Among the lines of the records, find all that carry the word "waitKey" and copy them.

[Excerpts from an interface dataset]
****************************************

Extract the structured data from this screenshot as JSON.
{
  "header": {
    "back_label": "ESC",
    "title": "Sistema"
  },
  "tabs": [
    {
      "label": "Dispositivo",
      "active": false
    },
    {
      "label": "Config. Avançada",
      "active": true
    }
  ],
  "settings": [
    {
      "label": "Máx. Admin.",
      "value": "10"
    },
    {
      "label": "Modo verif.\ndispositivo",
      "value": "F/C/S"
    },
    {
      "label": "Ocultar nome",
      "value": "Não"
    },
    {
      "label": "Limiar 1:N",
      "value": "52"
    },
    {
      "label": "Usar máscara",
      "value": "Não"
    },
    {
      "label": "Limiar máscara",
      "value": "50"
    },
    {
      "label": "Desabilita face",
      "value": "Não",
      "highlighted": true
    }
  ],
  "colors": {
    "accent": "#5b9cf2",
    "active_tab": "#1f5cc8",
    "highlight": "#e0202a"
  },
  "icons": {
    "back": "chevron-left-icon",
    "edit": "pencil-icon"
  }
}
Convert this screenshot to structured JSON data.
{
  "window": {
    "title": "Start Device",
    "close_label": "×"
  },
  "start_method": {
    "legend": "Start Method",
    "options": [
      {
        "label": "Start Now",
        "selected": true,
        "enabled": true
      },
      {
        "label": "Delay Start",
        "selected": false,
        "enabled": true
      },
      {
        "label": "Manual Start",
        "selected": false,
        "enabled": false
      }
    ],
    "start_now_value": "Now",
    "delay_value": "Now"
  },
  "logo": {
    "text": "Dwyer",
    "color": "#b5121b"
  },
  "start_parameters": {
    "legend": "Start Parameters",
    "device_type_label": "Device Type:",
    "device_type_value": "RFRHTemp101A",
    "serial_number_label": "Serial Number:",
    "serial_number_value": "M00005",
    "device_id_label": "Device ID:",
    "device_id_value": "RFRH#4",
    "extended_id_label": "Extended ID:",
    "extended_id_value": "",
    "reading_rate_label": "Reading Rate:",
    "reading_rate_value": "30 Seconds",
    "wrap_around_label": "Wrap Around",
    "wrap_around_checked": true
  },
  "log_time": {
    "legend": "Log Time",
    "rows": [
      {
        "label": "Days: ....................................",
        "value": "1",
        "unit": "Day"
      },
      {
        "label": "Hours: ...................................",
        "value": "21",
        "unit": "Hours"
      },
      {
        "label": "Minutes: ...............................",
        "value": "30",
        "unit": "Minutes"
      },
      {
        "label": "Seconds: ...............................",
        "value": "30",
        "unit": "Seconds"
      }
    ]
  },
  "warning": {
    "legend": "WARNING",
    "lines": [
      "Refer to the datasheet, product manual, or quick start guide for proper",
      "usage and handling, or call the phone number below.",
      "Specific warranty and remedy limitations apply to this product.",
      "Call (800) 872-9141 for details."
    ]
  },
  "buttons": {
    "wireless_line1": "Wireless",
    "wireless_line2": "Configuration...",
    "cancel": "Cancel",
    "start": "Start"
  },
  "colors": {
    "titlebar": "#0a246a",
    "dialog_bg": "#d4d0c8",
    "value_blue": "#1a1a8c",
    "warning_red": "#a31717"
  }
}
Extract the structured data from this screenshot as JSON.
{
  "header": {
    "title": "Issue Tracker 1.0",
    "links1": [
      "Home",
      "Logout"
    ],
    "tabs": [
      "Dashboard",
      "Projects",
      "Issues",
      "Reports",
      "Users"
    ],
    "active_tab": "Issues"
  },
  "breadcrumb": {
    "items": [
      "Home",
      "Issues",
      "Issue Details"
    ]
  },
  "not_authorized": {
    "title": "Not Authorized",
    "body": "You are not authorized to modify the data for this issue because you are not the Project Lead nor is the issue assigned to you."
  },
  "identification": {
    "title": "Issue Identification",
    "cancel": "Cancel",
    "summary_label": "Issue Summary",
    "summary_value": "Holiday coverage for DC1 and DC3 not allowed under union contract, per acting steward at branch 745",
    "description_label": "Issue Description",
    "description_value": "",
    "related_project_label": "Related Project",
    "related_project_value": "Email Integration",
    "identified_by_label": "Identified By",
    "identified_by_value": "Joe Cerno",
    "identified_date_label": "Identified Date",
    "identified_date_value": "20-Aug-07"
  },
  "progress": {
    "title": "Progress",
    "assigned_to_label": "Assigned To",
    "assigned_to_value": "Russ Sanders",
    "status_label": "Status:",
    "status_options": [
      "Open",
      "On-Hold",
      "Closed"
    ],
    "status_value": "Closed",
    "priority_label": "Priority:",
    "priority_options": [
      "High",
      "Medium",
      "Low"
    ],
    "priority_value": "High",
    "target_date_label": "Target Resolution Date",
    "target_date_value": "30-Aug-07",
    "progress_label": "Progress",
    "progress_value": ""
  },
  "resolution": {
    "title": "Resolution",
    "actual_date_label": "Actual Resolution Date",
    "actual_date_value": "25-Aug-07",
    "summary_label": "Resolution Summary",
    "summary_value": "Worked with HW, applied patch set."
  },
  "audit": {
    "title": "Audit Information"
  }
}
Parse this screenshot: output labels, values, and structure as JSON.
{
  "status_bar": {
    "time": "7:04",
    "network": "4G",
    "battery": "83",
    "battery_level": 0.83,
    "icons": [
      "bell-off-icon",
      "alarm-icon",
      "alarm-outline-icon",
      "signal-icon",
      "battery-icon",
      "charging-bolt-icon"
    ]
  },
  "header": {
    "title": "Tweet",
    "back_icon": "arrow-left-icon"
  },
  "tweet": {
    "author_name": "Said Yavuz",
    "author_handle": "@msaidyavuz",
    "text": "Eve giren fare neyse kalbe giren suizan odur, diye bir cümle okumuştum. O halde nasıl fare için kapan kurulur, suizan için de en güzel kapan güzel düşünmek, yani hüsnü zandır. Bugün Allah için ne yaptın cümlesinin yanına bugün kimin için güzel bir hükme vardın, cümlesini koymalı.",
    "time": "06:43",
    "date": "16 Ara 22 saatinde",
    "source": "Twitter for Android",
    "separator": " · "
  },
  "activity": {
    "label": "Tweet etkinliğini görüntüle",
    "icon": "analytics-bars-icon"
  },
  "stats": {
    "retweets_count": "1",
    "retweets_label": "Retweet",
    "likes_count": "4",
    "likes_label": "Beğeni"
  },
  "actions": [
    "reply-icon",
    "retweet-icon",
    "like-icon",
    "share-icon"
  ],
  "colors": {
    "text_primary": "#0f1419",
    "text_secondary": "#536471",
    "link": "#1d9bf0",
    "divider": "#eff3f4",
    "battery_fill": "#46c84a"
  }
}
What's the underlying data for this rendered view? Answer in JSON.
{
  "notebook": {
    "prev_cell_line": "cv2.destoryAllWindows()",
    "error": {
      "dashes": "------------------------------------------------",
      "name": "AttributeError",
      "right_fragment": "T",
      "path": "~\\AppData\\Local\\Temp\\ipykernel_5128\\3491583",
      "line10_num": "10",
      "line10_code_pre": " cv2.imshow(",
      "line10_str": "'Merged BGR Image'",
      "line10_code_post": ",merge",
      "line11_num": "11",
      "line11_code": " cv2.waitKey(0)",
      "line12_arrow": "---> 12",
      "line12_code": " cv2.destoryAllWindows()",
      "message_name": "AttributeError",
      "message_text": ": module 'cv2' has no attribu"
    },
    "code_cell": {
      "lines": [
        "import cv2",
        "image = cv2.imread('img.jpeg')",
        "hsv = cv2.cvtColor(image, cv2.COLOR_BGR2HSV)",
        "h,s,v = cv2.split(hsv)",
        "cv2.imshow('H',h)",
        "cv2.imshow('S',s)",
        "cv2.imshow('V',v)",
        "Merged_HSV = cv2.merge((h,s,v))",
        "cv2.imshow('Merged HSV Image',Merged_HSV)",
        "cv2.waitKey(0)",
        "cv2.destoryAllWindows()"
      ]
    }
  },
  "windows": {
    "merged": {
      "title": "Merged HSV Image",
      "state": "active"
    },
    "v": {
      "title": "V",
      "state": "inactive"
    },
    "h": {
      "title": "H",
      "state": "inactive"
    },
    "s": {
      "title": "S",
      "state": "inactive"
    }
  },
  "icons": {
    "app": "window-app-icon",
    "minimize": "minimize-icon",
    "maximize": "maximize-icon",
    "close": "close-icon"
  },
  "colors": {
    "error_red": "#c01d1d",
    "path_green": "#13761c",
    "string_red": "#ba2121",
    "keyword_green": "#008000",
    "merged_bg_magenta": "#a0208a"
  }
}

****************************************

• ANSWER TO THIS PROBLEM:
      "line11_code": " cv2.waitKey(0)",
        "cv2.waitKey(0)",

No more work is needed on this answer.